■ WORK INSTRUCTIONS
Out of the lines below, please list those that hold the string "build".

Dataset rows describing interfaces:
####################

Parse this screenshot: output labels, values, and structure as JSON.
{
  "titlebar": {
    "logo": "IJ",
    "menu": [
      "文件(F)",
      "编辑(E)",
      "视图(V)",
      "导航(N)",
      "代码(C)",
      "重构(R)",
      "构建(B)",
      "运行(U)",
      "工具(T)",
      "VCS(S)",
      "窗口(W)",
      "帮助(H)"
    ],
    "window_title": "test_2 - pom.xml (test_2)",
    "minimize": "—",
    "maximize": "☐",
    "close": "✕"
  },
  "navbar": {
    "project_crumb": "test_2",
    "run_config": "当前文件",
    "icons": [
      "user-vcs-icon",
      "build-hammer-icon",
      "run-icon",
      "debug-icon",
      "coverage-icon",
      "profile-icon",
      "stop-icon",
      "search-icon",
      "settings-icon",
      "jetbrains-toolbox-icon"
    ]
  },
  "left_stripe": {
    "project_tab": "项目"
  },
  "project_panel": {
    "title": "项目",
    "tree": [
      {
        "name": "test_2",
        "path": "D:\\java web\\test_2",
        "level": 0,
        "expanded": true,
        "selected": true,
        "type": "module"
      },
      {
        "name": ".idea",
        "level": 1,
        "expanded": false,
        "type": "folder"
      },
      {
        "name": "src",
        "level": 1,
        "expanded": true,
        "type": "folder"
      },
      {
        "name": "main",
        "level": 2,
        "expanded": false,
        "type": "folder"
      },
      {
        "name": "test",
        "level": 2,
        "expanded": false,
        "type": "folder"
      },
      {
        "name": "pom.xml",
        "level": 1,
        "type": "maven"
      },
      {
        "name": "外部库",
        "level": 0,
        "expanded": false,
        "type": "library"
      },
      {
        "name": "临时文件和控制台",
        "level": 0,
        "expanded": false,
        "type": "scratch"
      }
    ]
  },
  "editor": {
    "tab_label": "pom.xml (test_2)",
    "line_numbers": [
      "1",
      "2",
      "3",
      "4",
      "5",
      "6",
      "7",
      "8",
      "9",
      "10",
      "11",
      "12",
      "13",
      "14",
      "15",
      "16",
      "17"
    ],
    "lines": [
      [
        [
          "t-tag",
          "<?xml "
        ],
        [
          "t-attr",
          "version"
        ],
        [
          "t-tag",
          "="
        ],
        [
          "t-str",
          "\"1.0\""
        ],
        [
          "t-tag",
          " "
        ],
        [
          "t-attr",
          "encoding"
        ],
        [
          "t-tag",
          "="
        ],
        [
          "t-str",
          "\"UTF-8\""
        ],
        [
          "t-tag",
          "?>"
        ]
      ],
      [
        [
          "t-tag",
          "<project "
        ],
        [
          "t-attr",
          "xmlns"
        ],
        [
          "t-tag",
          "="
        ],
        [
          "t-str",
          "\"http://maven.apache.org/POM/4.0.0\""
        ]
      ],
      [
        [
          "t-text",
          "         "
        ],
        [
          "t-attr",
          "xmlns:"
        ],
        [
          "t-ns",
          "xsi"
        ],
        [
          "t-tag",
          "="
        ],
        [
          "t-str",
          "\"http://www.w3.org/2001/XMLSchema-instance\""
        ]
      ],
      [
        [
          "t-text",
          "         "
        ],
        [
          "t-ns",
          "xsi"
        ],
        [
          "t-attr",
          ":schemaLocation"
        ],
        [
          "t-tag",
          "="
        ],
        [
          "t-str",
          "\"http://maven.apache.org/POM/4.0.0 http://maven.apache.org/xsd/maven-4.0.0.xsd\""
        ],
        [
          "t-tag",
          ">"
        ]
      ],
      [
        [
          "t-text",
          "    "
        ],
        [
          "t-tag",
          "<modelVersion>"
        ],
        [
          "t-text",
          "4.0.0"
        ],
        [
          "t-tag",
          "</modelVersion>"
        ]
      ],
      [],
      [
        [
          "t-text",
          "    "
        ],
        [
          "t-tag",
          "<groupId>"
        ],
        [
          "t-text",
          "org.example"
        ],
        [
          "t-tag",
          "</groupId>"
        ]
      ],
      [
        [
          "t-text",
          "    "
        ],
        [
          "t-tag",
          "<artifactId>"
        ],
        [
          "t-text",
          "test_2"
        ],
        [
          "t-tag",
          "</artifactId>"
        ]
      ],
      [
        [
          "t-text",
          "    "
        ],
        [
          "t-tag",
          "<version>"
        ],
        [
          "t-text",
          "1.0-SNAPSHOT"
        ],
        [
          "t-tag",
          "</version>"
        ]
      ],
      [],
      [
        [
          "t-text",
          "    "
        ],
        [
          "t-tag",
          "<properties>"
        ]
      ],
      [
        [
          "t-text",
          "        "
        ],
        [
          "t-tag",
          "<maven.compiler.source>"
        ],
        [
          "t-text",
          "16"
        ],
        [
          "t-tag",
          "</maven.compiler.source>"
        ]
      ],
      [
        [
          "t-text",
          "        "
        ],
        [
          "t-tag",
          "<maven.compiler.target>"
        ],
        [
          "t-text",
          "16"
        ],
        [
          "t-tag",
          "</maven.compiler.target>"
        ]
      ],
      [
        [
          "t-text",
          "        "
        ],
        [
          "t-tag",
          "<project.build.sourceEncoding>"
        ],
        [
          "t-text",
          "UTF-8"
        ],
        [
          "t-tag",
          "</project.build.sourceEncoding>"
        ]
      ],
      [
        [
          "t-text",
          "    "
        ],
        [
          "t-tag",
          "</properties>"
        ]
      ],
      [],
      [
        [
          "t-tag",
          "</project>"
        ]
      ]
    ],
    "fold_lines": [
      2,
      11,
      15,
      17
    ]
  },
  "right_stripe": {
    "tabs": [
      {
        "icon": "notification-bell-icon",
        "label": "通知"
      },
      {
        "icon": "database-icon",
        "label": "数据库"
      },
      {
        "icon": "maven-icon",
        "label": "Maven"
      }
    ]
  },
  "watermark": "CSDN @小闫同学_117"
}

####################

■ EXERCISE ANSWER
      "build-hammer-icon",
          "<project.build.sourceEncoding>"
          "</project.build.sourceEncoding>"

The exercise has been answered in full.